Each entry is to be retyped exactly as it appears, and each image is to be dropped.

Input data:
-- Opening Marker --
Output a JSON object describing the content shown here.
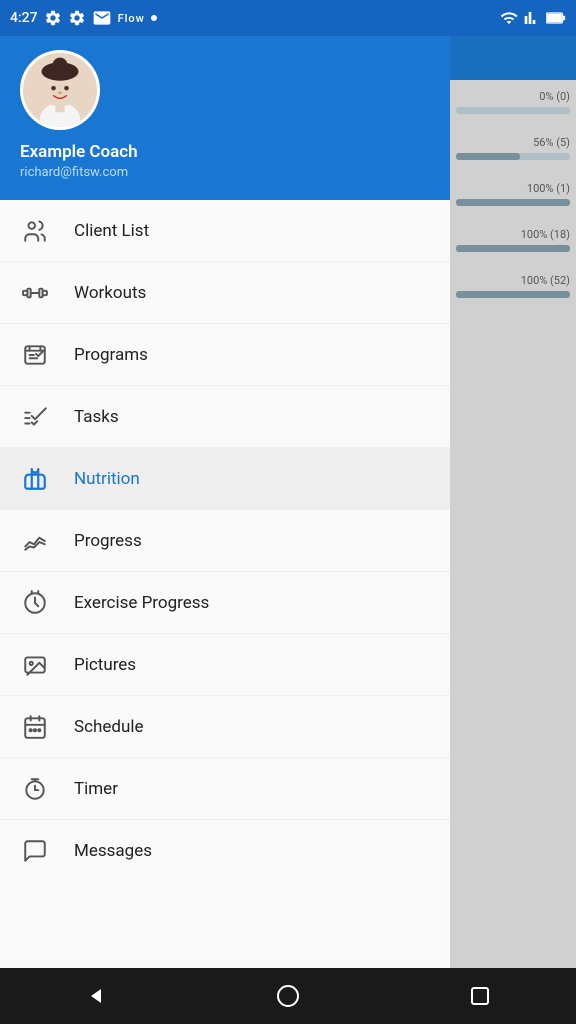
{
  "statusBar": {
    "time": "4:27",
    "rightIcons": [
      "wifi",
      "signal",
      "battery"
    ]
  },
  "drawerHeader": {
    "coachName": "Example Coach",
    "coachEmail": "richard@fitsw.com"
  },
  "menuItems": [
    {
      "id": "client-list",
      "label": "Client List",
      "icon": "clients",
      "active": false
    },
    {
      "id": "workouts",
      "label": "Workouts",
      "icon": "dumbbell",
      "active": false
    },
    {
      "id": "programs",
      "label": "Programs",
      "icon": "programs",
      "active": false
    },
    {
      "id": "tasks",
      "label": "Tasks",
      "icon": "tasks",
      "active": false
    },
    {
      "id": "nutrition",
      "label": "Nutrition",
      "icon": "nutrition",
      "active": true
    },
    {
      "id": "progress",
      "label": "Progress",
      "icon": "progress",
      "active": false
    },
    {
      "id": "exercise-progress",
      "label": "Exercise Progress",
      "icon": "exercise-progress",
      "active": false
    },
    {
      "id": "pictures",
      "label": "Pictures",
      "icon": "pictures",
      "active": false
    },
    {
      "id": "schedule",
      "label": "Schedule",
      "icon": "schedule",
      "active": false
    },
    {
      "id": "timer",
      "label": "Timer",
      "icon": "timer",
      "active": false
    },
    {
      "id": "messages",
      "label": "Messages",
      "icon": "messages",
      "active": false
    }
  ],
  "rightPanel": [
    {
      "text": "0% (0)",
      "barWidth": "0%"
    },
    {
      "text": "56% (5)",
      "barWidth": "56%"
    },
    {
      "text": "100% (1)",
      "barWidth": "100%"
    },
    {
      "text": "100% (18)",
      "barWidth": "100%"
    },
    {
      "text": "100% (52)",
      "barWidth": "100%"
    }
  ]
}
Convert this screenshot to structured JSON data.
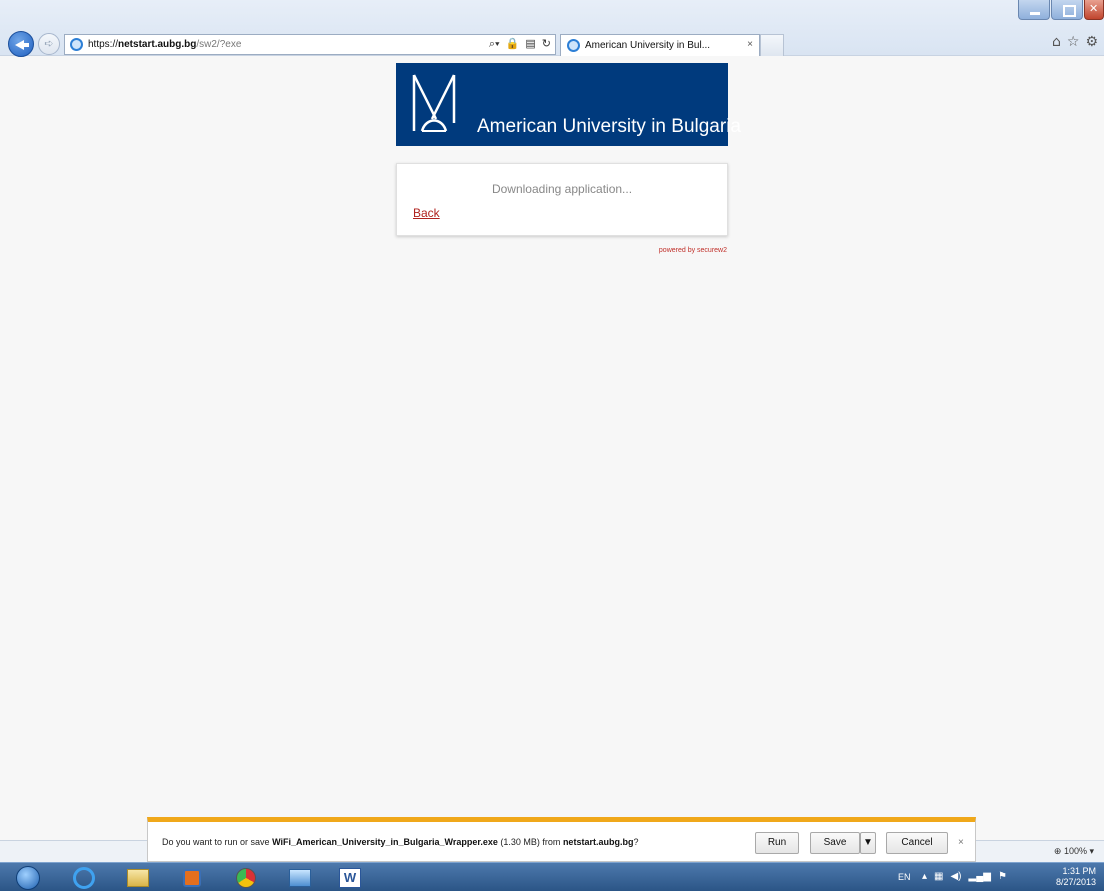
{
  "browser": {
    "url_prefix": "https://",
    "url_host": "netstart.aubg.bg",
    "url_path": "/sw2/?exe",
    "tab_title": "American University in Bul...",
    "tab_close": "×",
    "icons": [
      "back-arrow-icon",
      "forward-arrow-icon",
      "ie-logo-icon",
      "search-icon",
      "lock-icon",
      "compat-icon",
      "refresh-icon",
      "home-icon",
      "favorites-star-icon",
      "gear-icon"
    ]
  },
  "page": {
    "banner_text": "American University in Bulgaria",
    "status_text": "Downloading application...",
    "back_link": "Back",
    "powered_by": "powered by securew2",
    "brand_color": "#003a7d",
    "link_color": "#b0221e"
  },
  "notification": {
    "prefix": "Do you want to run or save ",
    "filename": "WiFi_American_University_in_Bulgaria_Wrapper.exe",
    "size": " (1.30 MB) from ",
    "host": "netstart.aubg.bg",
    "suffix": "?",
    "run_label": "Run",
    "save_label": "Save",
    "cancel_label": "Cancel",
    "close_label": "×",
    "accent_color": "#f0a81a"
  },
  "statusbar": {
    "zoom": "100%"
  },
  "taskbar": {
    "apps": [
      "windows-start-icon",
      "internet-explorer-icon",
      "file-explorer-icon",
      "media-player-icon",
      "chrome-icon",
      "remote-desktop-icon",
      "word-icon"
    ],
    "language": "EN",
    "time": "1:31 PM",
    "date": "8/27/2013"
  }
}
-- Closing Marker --
Solved problem:
Output a JSON object describing the content shown here.
{
  "statusBar": {
    "time": "4:27",
    "rightIcons": [
      "wifi",
      "signal",
      "battery"
    ]
  },
  "drawerHeader": {
    "coachName": "Example Coach",
    "coachEmail": "richard@fitsw.com"
  },
  "menuItems": [
    {
      "id": "client-list",
      "label": "Client List",
      "icon": "clients",
      "active": false
    },
    {
      "id": "workouts",
      "label": "Workouts",
      "icon": "dumbbell",
      "active": false
    },
    {
      "id": "programs",
      "label": "Programs",
      "icon": "programs",
      "active": false
    },
    {
      "id": "tasks",
      "label": "Tasks",
      "icon": "tasks",
      "active": false
    },
    {
      "id": "nutrition",
      "label": "Nutrition",
      "icon": "nutrition",
      "active": true
    },
    {
      "id": "progress",
      "label": "Progress",
      "icon": "progress",
      "active": false
    },
    {
      "id": "exercise-progress",
      "label": "Exercise Progress",
      "icon": "exercise-progress",
      "active": false
    },
    {
      "id": "pictures",
      "label": "Pictures",
      "icon": "pictures",
      "active": false
    },
    {
      "id": "schedule",
      "label": "Schedule",
      "icon": "schedule",
      "active": false
    },
    {
      "id": "timer",
      "label": "Timer",
      "icon": "timer",
      "active": false
    },
    {
      "id": "messages",
      "label": "Messages",
      "icon": "messages",
      "active": false
    }
  ],
  "rightPanel": [
    {
      "text": "0% (0)",
      "barWidth": "0%"
    },
    {
      "text": "56% (5)",
      "barWidth": "56%"
    },
    {
      "text": "100% (1)",
      "barWidth": "100%"
    },
    {
      "text": "100% (18)",
      "barWidth": "100%"
    },
    {
      "text": "100% (52)",
      "barWidth": "100%"
    }
  ]
}
Convert this screenshot to structured JSON data.
{
  "browser": {
    "url_prefix": "https://",
    "url_host": "netstart.aubg.bg",
    "url_path": "/sw2/?exe",
    "tab_title": "American University in Bul...",
    "tab_close": "×",
    "icons": [
      "back-arrow-icon",
      "forward-arrow-icon",
      "ie-logo-icon",
      "search-icon",
      "lock-icon",
      "compat-icon",
      "refresh-icon",
      "home-icon",
      "favorites-star-icon",
      "gear-icon"
    ]
  },
  "page": {
    "banner_text": "American University in Bulgaria",
    "status_text": "Downloading application...",
    "back_link": "Back",
    "powered_by": "powered by securew2",
    "brand_color": "#003a7d",
    "link_color": "#b0221e"
  },
  "notification": {
    "prefix": "Do you want to run or save ",
    "filename": "WiFi_American_University_in_Bulgaria_Wrapper.exe",
    "size": " (1.30 MB) from ",
    "host": "netstart.aubg.bg",
    "suffix": "?",
    "run_label": "Run",
    "save_label": "Save",
    "cancel_label": "Cancel",
    "close_label": "×",
    "accent_color": "#f0a81a"
  },
  "statusbar": {
    "zoom": "100%"
  },
  "taskbar": {
    "apps": [
      "windows-start-icon",
      "internet-explorer-icon",
      "file-explorer-icon",
      "media-player-icon",
      "chrome-icon",
      "remote-desktop-icon",
      "word-icon"
    ],
    "language": "EN",
    "time": "1:31 PM",
    "date": "8/27/2013"
  }
}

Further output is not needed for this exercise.